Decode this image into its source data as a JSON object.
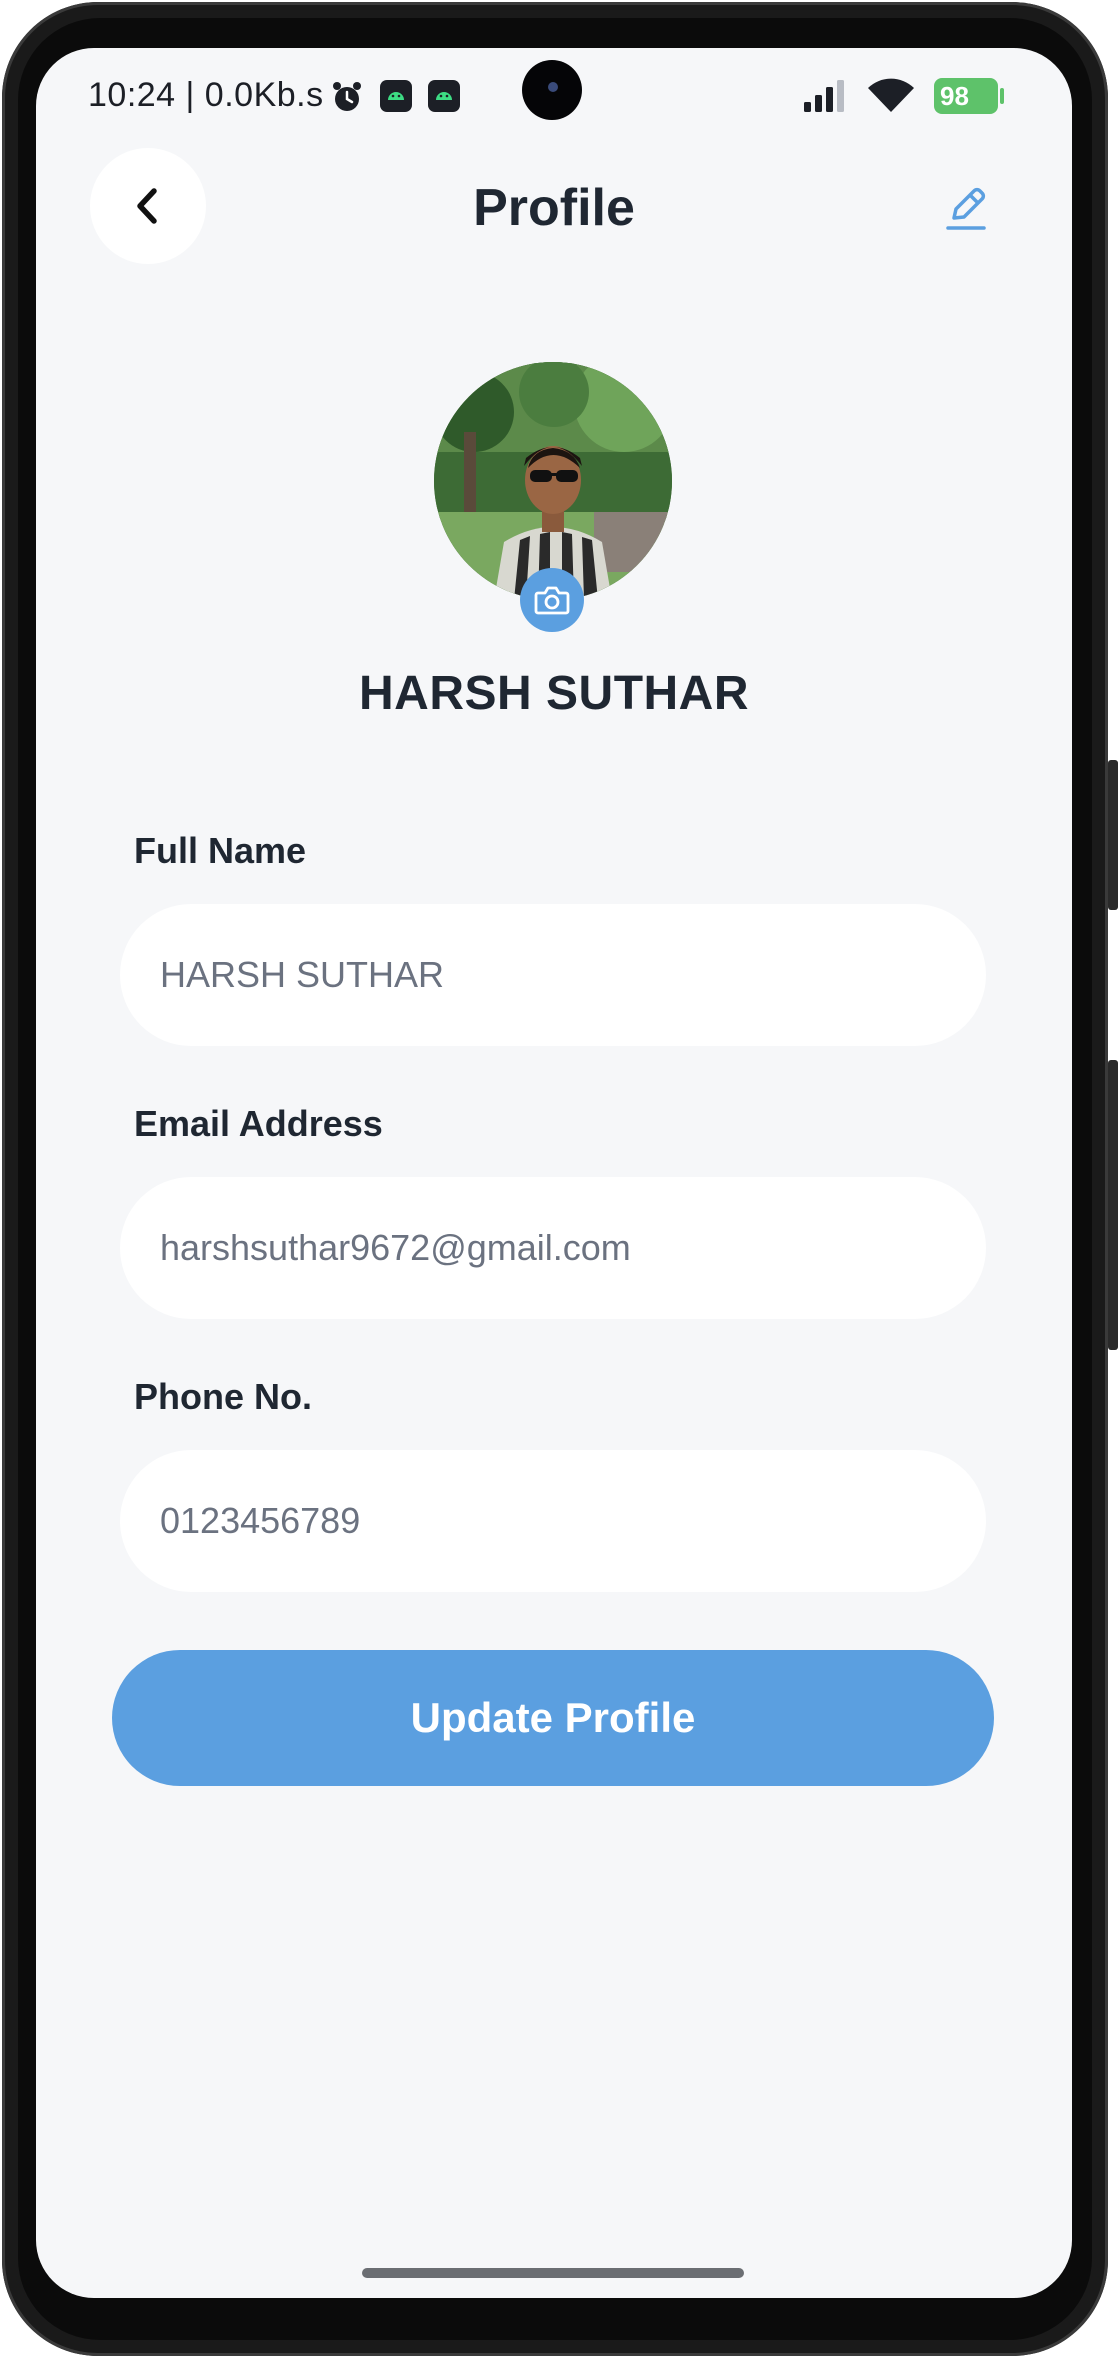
{
  "status_bar": {
    "time": "10:24 | 0.0Kb.s",
    "battery": "98"
  },
  "header": {
    "title": "Profile",
    "back_icon": "chevron-left-icon",
    "edit_icon": "pencil-icon"
  },
  "profile": {
    "name": "HARSH SUTHAR",
    "camera_icon": "camera-icon"
  },
  "form": {
    "full_name": {
      "label": "Full Name",
      "value": "HARSH SUTHAR"
    },
    "email": {
      "label": "Email Address",
      "value": "harshsuthar9672@gmail.com"
    },
    "phone": {
      "label": "Phone No.",
      "value": "0123456789"
    },
    "submit_label": "Update Profile"
  },
  "colors": {
    "accent": "#5b9fe0",
    "background": "#f6f7f9",
    "text": "#1f2732",
    "input_text": "#6b7280"
  }
}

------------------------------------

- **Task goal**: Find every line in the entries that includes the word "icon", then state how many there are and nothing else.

- **Expected answer**: 3